This suspension takes place hooked from the knees and hung vertically with the head closest to the ground and the knees at the top. There is no standard for hook placement on this suspension, as it depends almost solely on the anatomy of the suspendee. Some people refer to this as a "Falkner" suspension since Allen Falkner is the first known person to ever attempt this particular configuration. This style is relatively new, but is quickly growing in popularity. It is not considered to be an extremely painful suspension, but the drawbacks include lower back pain and ripping of skin in the areas around the knees. Another factor of this suspension is the increased blood pressure to the brain due to the inverted position, which can lead to disorientation and cause headaches.

Suicide

A suicide suspension is a suspension in which the hook(s) are placed in the upper back, such that the suspendee is hanging upright. This type of suspension is named suicide due to its similarity in appearance to someone who has hanged him or herself.

Resurrection

A resurrection suspension is a suspension in which the suspended person is held up by hooks, usually in two rows on the belly; it gives the impression of rising from death as the suspendee is curved backwards facing up.

Crucifix

A crucifix suspension is a variation on a suicide suspension in which hooks are also placed in the arms, such that the suspendee appears to be hanging on a cross, with his or her arms held out to the side.

Superman

A superman suspension is the opposite of a coma suspension - the hooks are placed in the back and legs, usually in two rows, such that the suspendee is lying face down. This type of suspension is named superman due to the similarity in appearance to Superman flying.

Other

Other variations exist, utilizing anywhere from one to dozens of hooks. The rebirth suspension is usually performed with 4 to 6 hooks in the back, with the suspendee in the fetal position, face down. Some hang from calves, ankles, knees, or buttocks. This can even include facial suspension. The "Angel" Suspension is eight hooks in the back where the outline of an angel's wings would be.

References

  1. ^ Body-piercing team hooks crowd with performance. By Mary Lochner. Issue date: 11/1/05.

External links

  • Suspension.org
  • Gallery of marionette suspension pictures
  • Suspension pictures
  • BME Encyclopedia: Suspension
  • An elaborate 27 hook, 18 transition suspension by Miss Crash
  • An informal suspension community in St. Petersburg, Russia
This article was sourced from Creative Commons Attribution-ShareAlike License; additional terms may apply.

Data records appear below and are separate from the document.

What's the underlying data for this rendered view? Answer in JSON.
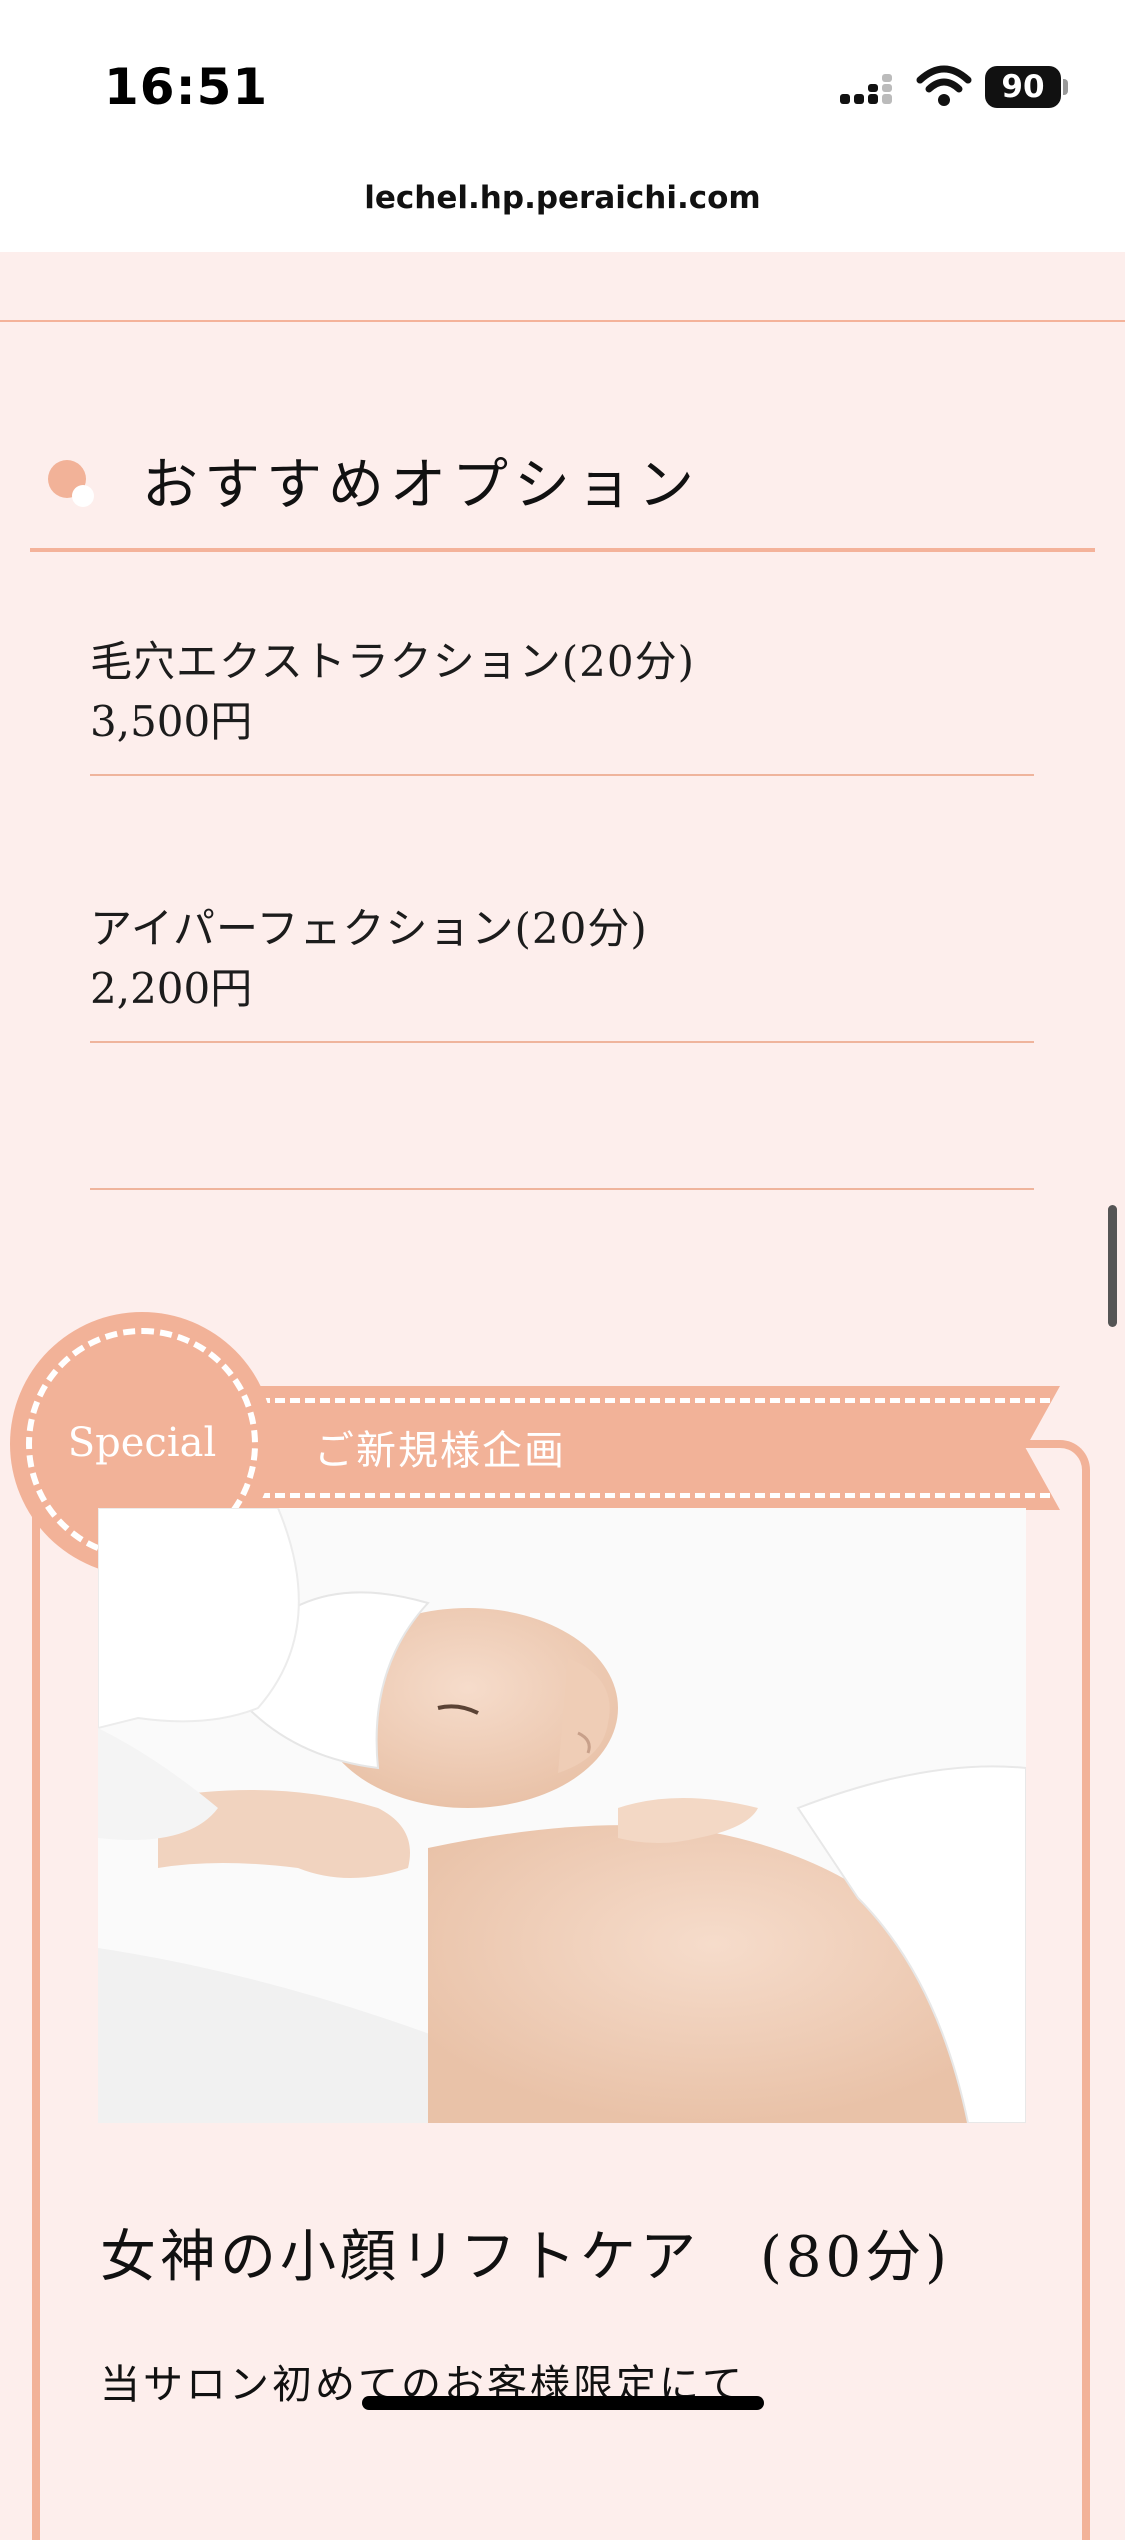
{
  "status_bar": {
    "time": "16:51",
    "battery": "90",
    "icons": [
      "signal-icon",
      "wifi-icon",
      "battery-icon"
    ]
  },
  "browser": {
    "url": "lechel.hp.peraichi.com"
  },
  "options_section": {
    "heading": "おすすめオプション",
    "items": [
      {
        "name": "毛穴エクストラクション(20分)",
        "price": "3,500円"
      },
      {
        "name": "アイパーフェクション(20分)",
        "price": "2,200円"
      }
    ]
  },
  "special_section": {
    "badge": "Special",
    "banner": "ご新規様企画",
    "photo_icon": "facial-massage-photo",
    "title": "女神の小顔リフトケア　(80分)",
    "description": "当サロン初めてのお客様限定にて"
  },
  "colors": {
    "background": "#fdeeec",
    "accent": "#f2b298",
    "text": "#1c1c1c"
  }
}
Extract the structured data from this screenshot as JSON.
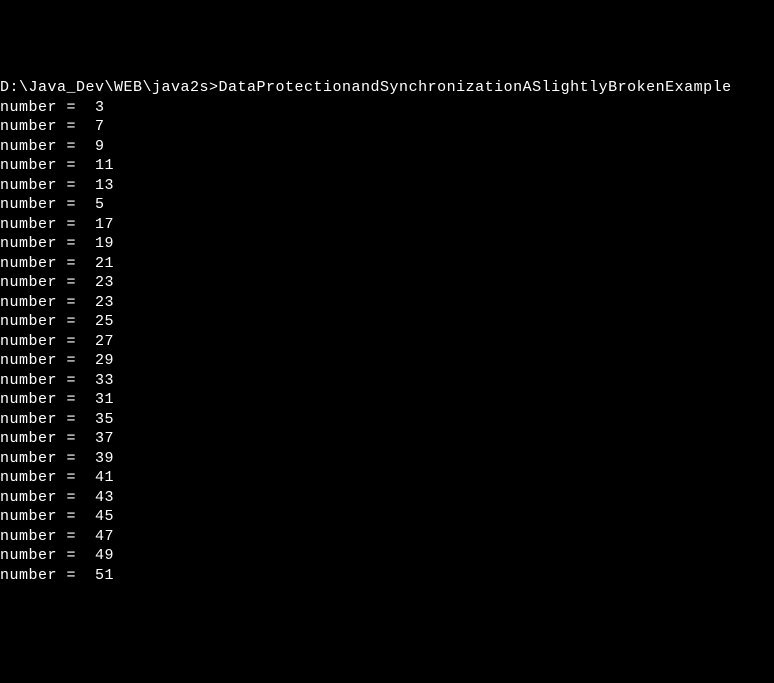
{
  "prompt": "D:\\Java_Dev\\WEB\\java2s>DataProtectionandSynchronizationASlightlyBrokenExample",
  "lines": [
    "number =  3",
    "number =  7",
    "number =  9",
    "number =  11",
    "number =  13",
    "number =  5",
    "number =  17",
    "number =  19",
    "number =  21",
    "number =  23",
    "number =  23",
    "number =  25",
    "number =  27",
    "number =  29",
    "number =  33",
    "number =  31",
    "number =  35",
    "number =  37",
    "number =  39",
    "number =  41",
    "number =  43",
    "number =  45",
    "number =  47",
    "number =  49",
    "number =  51"
  ]
}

World Heritage Encyclopedia content is assembled from numerous content providers, Open Access Publishing, and in compliance with The Fair Access to Science and Technology Research Act (FASTR), Wikimedia Foundation, Inc., Public Library of Science, The Encyclopedia of Life, Open Book Publishers (OBP), PubMed, U.S. National Library of Medicine, National Center for Biotechnology Information, U.S. National Library of Medicine, National Institutes of Health (NIH), U.S. Department of Health & Human Services, and USA.gov, which sources content from all federal, state, local, tribal, and territorial government publication portals (.gov, .mil, .edu). Funding for USA.gov and content contributors is made possible from the U.S. Congress, E-Government Act of 2002.
 
Crowd sourced content that is contributed to World Heritage Encyclopedia is peer reviewed and edited by our editorial staff to ensure quality scholarly research articles.
 
By using this site, you agree to the Terms of Use and Privacy Policy. World Heritage Encyclopedia™ is a registered trademark of the World Public Library Association, a non-profit organization.
 


Copyright © World Library Foundation. All rights reserved. eBooks from Project Gutenberg are sponsored by the World Library Foundation,
a 501c(4) Member's Support Non-Profit Organization, and is NOT affiliated with any governmental agency or department.